lean over a laboratory table, and surrender
to their own, original thought –
To the work.

Why was it so hard? Didn’t they have it all –
education, babies, husbands willing to “help” —
And still so hard to close the door, for an hour
or a day, close out the willing husbands,
the babies following with alert, expectant eyes,
the kind, bemused professors that had called them “bright”
but not quite known what to do with them.

And even more, why so hard, once the door closed,
once every obstacle was lifted, to lay claim
to the empty page, blank canvas, forbidden realms
of their teeming minds? Why the deep, inexplicable
paralysis, this “acute pain of worklessness”?

One by one, each of them worked through
that pain in these pages.
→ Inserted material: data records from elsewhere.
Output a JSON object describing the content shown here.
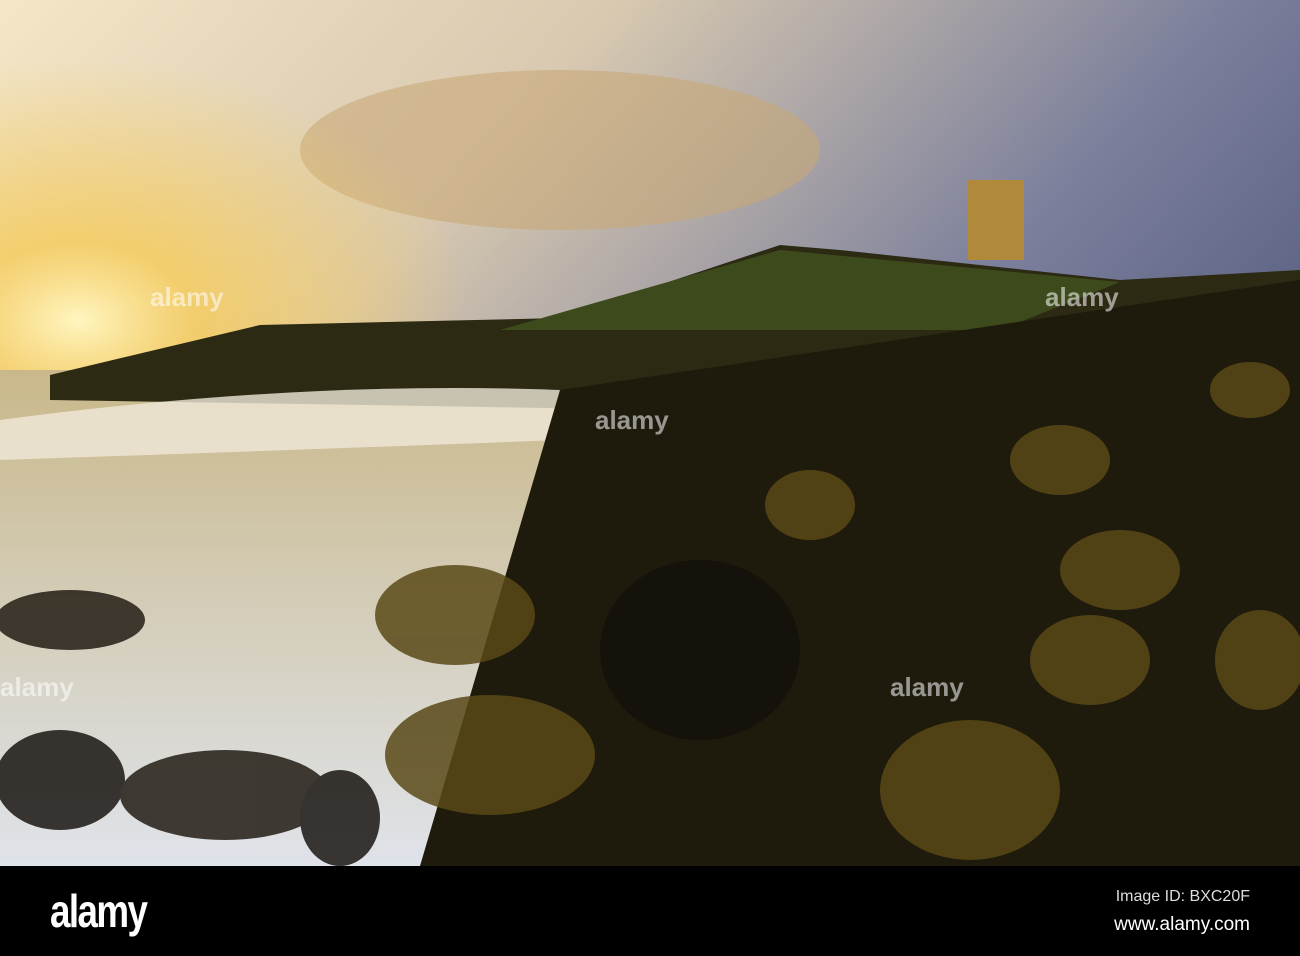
{
  "watermark": {
    "logo": "alamy"
  },
  "footer": {
    "logo": "alamy",
    "image_id": "Image ID: BXC20F",
    "site": "www.alamy.com"
  }
}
Read them
and you will see a generation
coming to life in its work, coming to serious,
womanly work embedded in their lives,
work and pleasure not enemies,
but joined.
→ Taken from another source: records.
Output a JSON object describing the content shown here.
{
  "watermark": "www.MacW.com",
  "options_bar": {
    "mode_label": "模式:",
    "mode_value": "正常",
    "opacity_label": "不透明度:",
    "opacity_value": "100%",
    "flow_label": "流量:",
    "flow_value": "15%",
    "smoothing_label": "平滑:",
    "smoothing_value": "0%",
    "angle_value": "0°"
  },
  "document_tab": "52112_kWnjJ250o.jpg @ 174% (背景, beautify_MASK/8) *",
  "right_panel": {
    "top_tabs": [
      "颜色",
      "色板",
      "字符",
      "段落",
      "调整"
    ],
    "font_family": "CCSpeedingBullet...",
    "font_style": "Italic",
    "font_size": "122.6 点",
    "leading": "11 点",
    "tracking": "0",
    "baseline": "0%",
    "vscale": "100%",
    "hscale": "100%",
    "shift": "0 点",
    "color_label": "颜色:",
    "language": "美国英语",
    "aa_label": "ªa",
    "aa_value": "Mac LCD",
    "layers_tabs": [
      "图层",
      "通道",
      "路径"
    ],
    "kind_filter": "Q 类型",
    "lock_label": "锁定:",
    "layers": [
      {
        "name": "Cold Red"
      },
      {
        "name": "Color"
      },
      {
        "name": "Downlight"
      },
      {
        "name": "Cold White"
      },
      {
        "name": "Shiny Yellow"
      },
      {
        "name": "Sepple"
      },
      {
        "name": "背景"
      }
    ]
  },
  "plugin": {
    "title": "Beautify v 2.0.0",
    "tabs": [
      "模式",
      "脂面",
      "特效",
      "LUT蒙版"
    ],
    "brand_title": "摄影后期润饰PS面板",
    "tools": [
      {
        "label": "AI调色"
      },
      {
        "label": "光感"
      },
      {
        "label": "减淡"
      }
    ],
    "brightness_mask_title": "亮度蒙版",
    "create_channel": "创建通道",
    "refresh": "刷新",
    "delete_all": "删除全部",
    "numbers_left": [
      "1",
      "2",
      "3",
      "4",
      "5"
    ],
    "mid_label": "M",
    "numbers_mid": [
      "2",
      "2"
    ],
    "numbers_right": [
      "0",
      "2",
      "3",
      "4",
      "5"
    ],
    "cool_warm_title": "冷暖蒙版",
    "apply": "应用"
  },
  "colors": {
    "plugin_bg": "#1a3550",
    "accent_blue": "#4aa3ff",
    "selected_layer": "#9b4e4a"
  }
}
Sally ends her essay (“A Work of One’s Own”)
saying simply, elegantly, “I turned,
as I had learned to do,
to other women.
We put together this book.”


So this was how: twenty-three women facing the pain
with courage and fear, and making the claim together.
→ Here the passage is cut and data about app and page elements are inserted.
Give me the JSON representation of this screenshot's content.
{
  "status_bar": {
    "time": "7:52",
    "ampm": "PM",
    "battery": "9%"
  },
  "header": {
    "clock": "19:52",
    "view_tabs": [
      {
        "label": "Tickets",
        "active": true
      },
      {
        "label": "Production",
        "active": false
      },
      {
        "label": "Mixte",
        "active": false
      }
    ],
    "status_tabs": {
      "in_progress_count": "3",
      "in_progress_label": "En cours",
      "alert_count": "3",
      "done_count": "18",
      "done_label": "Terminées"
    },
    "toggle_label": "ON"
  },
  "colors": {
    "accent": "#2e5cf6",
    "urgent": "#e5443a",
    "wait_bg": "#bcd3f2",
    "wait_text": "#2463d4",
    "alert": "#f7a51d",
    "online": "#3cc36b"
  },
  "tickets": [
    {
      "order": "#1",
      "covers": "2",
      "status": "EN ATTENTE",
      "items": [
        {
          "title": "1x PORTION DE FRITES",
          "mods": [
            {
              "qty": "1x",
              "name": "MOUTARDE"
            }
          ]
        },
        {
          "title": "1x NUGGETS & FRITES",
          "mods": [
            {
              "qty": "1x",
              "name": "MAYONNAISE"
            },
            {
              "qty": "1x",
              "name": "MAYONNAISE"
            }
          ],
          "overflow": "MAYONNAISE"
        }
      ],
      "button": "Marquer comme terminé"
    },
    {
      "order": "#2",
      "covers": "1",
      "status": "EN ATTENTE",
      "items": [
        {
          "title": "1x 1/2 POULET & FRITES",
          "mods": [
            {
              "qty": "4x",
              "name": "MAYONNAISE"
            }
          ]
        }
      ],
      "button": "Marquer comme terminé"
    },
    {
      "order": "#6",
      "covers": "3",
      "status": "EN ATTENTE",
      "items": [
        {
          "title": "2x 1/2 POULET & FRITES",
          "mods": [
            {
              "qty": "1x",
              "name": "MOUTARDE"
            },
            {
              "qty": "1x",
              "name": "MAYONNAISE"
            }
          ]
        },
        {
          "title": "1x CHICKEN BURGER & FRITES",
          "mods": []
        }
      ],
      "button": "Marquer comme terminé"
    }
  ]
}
Thirty-seven years, Sally, Pamela, Adrienne, Evelyn,
Virginia, Alice, Catherine, Naomi, and the rest,
and we still need your book,
still need to hear those voices, still need
to see you working it out
for us, at any age,
and for the work still before us.


Here is the cover of the book, with all the wonderful faces:


You can find a dog-eared copy of the book on Abe Books for a few dollars, and you can read Sally’s essay, “A Work of One’s Own” at a site established by her family as a living memorial. (Much gratitude to them for the site, absolutely necessary.) Take a look, on that site, for example, at “New School Courses” if you want to see the range, daring, and sheer vitality of one of our era’s most original, generous minds.

Working It Out: 29 Women Writers, Artists, Scientists, and Scholars Talk about Their Lives and Work
A collection of essays edited by Sara Ruddick and Pamela Daniels, published 1977, Pantheon.
Sara Ruddick (Editor), J. Green (Contributor), Alice Walker (Contributor), Tillie Olsen (Contributor), Pamela Daniels (Editor), M. Young (Contributor), Adrienne Rich (Contributor), M. Thornton (Contributor) , C. Sears (Contributor), N.V. Mengel (Contributor), Catherine.R. Stimpson (Contributor), Evelyn Fox. Keller (Contributor), M. Schapiro (Contributor), C. Gilbert (Contributor), M. Stevens (Contributor), D.G. Michener (Contributor), Virginia Valian (Contributor), C.Y. Yu (Contributor), A. Lasoff (Contributor), K.K. Hamod (Contributor), A. Rorty (Contributor), N. Weisstein (Contributor)